WORK ORDER »
Write out the records once more, exactly as given.

DATA SUPPLIED »
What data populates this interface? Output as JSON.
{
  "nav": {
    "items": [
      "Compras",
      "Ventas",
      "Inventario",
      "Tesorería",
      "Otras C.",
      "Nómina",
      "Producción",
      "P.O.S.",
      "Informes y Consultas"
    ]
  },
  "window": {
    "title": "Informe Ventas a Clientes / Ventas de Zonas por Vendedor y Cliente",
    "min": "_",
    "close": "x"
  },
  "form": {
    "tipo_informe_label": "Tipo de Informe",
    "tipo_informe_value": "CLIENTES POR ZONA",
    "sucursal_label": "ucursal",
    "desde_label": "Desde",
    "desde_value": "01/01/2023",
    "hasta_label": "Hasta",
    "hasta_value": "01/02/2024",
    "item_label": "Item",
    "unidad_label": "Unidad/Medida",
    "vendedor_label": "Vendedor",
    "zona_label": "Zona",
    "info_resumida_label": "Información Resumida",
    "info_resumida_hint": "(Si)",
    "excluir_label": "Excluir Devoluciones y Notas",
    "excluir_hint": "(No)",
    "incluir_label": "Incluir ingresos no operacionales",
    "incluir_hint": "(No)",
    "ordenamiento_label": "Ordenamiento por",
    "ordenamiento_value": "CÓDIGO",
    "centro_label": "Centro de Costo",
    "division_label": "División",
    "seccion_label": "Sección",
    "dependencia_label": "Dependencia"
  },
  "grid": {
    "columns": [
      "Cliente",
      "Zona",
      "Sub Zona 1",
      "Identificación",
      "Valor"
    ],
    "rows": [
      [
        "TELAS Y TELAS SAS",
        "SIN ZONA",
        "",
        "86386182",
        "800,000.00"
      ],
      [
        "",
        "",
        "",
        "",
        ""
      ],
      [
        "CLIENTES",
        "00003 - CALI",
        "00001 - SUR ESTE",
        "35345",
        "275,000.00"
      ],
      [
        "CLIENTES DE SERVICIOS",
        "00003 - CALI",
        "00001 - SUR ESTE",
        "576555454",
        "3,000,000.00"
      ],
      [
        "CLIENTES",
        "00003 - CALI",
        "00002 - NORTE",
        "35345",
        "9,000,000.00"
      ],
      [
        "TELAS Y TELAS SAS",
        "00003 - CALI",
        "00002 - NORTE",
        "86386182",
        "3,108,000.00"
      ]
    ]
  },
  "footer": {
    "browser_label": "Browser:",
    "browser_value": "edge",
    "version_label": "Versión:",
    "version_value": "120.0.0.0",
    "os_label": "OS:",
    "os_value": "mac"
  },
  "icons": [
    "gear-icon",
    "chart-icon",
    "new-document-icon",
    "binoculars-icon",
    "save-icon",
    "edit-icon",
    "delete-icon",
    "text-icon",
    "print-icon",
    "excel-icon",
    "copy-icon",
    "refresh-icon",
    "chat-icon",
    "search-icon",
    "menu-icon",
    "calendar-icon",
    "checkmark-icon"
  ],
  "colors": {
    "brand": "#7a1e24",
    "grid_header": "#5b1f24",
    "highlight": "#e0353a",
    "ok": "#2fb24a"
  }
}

ANSWER SECTION »
What data populates this interface? Output as JSON.
{
  "nav": {
    "items": [
      "Compras",
      "Ventas",
      "Inventario",
      "Tesorería",
      "Otras C.",
      "Nómina",
      "Producción",
      "P.O.S.",
      "Informes y Consultas"
    ]
  },
  "window": {
    "title": "Informe Ventas a Clientes / Ventas de Zonas por Vendedor y Cliente",
    "min": "_",
    "close": "x"
  },
  "form": {
    "tipo_informe_label": "Tipo de Informe",
    "tipo_informe_value": "CLIENTES POR ZONA",
    "sucursal_label": "ucursal",
    "desde_label": "Desde",
    "desde_value": "01/01/2023",
    "hasta_label": "Hasta",
    "hasta_value": "01/02/2024",
    "item_label": "Item",
    "unidad_label": "Unidad/Medida",
    "vendedor_label": "Vendedor",
    "zona_label": "Zona",
    "info_resumida_label": "Información Resumida",
    "info_resumida_hint": "(Si)",
    "excluir_label": "Excluir Devoluciones y Notas",
    "excluir_hint": "(No)",
    "incluir_label": "Incluir ingresos no operacionales",
    "incluir_hint": "(No)",
    "ordenamiento_label": "Ordenamiento por",
    "ordenamiento_value": "CÓDIGO",
    "centro_label": "Centro de Costo",
    "division_label": "División",
    "seccion_label": "Sección",
    "dependencia_label": "Dependencia"
  },
  "grid": {
    "columns": [
      "Cliente",
      "Zona",
      "Sub Zona 1",
      "Identificación",
      "Valor"
    ],
    "rows": [
      [
        "TELAS Y TELAS SAS",
        "SIN ZONA",
        "",
        "86386182",
        "800,000.00"
      ],
      [
        "",
        "",
        "",
        "",
        ""
      ],
      [
        "CLIENTES",
        "00003 - CALI",
        "00001 - SUR ESTE",
        "35345",
        "275,000.00"
      ],
      [
        "CLIENTES DE SERVICIOS",
        "00003 - CALI",
        "00001 - SUR ESTE",
        "576555454",
        "3,000,000.00"
      ],
      [
        "CLIENTES",
        "00003 - CALI",
        "00002 - NORTE",
        "35345",
        "9,000,000.00"
      ],
      [
        "TELAS Y TELAS SAS",
        "00003 - CALI",
        "00002 - NORTE",
        "86386182",
        "3,108,000.00"
      ]
    ]
  },
  "footer": {
    "browser_label": "Browser:",
    "browser_value": "edge",
    "version_label": "Versión:",
    "version_value": "120.0.0.0",
    "os_label": "OS:",
    "os_value": "mac"
  },
  "icons": [
    "gear-icon",
    "chart-icon",
    "new-document-icon",
    "binoculars-icon",
    "save-icon",
    "edit-icon",
    "delete-icon",
    "text-icon",
    "print-icon",
    "excel-icon",
    "copy-icon",
    "refresh-icon",
    "chat-icon",
    "search-icon",
    "menu-icon",
    "calendar-icon",
    "checkmark-icon"
  ],
  "colors": {
    "brand": "#7a1e24",
    "grid_header": "#5b1f24",
    "highlight": "#e0353a",
    "ok": "#2fb24a"
  }
}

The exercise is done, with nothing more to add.